Lucy Li's professional debut was less than stellar
Ali Palma/Symetra Tour
Former child prodigy Lucy Li's professional career got off to a sluggish start on Friday, when she shot a three-over 75 in the Florida's Natural Charity Classic, a Symetra Tour event.
It left her eight strokes off the lead of Maddie Szeryk of Canada, who opened with a five-under-par 67.
Li, 17, broke onto the national scene in 2014 when she qualified for the U.S. Women's Open as an 11-year-old. She shot 78-78 at Pinehurst No. 2 and missed the cut. Li might be best remembered for the press conference she gave that week, eating ice cream while swiveling in her chair and answering questions.
Since then, she's steadily checked off major junior and amateur milestones. Li won the 2015 Junior PGA Championship, she was low amateur at the 2017 ANA Inspiration, she made the cut at the 2018 U.S. Women's Open, played for the winning United States team at the 2018 Curtis Cup, and was co-medalist at the 2018 U.S. Women's Amateur.
Ali Palma/Symetra Tour
In 2019, she took the next step by trying to qualify for the LPGA Tour. She didn't make it to the final stage, but finished T-72 after the second stage, which was good enough to get status on the Symetra Tour. In November, she announced she'd turn pro and play Symetra Tour events in 2020. The top 10 players on the money list at the end of the year get LPGA Tour cards for the following season.
Li's amateur career ended on a disappointing note. Early in 2019, she appeared in an online ad from Apple for its Apple Watch. The USGA investigated the matter to see if Li had violated the Rules of Amateur Status, eventually giving her a one-time warning for her actions. And an injury prevented Li from competing in the inaugural Augusta National Women's Amateur, after having won her age division at the debut of Drive, Chip and Putt National finals at Augusta National in 2014.
Though Li's first round as a pro likely wasn't the the start the California high schooler dreamed of—she hit 10 of 13 fairways but missed 10 greens—she was optimistic afterwards at the Country Club of Winter Haven.
"It felt good. I was kind of nervous, but it was really windy out there and played really tough," Li said.

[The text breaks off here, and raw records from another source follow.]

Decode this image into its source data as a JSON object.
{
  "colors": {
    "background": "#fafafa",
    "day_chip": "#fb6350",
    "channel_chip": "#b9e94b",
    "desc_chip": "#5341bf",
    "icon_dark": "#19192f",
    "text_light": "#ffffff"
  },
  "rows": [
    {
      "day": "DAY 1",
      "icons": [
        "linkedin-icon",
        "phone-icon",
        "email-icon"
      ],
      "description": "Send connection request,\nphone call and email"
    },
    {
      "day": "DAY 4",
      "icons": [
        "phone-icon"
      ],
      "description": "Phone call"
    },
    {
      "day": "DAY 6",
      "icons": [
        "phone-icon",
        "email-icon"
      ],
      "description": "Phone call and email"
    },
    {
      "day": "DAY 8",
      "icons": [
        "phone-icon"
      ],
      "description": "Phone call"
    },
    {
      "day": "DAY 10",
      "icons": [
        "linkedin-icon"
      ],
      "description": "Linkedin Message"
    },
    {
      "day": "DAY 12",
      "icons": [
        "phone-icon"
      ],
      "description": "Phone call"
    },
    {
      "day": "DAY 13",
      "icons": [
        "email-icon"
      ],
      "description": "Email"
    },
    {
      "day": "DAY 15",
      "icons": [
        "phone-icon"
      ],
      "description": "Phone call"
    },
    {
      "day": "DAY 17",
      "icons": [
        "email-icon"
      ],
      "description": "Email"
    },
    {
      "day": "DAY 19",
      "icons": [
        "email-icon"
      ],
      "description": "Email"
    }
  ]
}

"It set up pretty tough. I had five months off without any tournaments, so I didn’t really know what to expect. Obviously, super excited for the season to start and getting used to how it is out here."